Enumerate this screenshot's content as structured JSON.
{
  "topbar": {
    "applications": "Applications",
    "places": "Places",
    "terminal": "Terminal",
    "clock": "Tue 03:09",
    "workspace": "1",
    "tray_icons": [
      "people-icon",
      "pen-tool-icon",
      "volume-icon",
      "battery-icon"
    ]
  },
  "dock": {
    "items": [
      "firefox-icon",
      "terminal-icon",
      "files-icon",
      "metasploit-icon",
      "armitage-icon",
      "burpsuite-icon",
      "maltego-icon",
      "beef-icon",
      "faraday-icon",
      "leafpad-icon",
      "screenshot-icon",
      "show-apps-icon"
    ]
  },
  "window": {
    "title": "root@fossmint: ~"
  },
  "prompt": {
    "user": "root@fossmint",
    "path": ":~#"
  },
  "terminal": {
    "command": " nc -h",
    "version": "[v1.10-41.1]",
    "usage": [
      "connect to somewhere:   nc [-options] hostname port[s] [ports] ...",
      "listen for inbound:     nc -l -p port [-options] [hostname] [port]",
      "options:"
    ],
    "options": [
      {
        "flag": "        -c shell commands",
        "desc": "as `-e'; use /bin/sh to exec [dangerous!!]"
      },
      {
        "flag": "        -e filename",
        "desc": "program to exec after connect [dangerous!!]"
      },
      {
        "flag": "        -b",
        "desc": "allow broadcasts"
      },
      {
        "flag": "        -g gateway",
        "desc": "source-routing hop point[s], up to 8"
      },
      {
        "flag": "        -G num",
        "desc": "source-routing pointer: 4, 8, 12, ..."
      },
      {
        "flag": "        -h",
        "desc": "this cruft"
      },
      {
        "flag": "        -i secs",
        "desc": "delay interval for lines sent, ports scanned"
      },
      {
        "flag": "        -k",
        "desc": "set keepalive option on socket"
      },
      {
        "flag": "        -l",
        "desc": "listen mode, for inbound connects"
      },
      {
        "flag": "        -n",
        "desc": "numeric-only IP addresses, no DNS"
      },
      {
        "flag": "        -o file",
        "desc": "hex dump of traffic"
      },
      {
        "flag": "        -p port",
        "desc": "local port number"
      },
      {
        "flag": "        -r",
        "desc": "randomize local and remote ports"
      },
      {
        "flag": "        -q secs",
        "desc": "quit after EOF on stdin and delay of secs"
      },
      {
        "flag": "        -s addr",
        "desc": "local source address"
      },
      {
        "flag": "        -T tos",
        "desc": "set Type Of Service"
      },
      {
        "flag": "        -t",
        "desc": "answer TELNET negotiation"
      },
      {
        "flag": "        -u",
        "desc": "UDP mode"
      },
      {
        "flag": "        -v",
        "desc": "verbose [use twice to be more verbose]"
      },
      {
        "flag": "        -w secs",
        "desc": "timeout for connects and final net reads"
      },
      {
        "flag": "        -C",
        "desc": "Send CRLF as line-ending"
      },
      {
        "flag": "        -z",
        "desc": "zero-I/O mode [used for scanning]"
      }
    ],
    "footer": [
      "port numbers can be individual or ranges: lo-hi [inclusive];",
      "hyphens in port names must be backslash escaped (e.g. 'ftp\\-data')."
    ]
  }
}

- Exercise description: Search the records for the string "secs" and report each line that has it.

- Task result:
        "flag": "        -i secs",
        "flag": "        -q secs",
        "desc": "quit after EOF on stdin and delay of secs"
        "flag": "        -w secs",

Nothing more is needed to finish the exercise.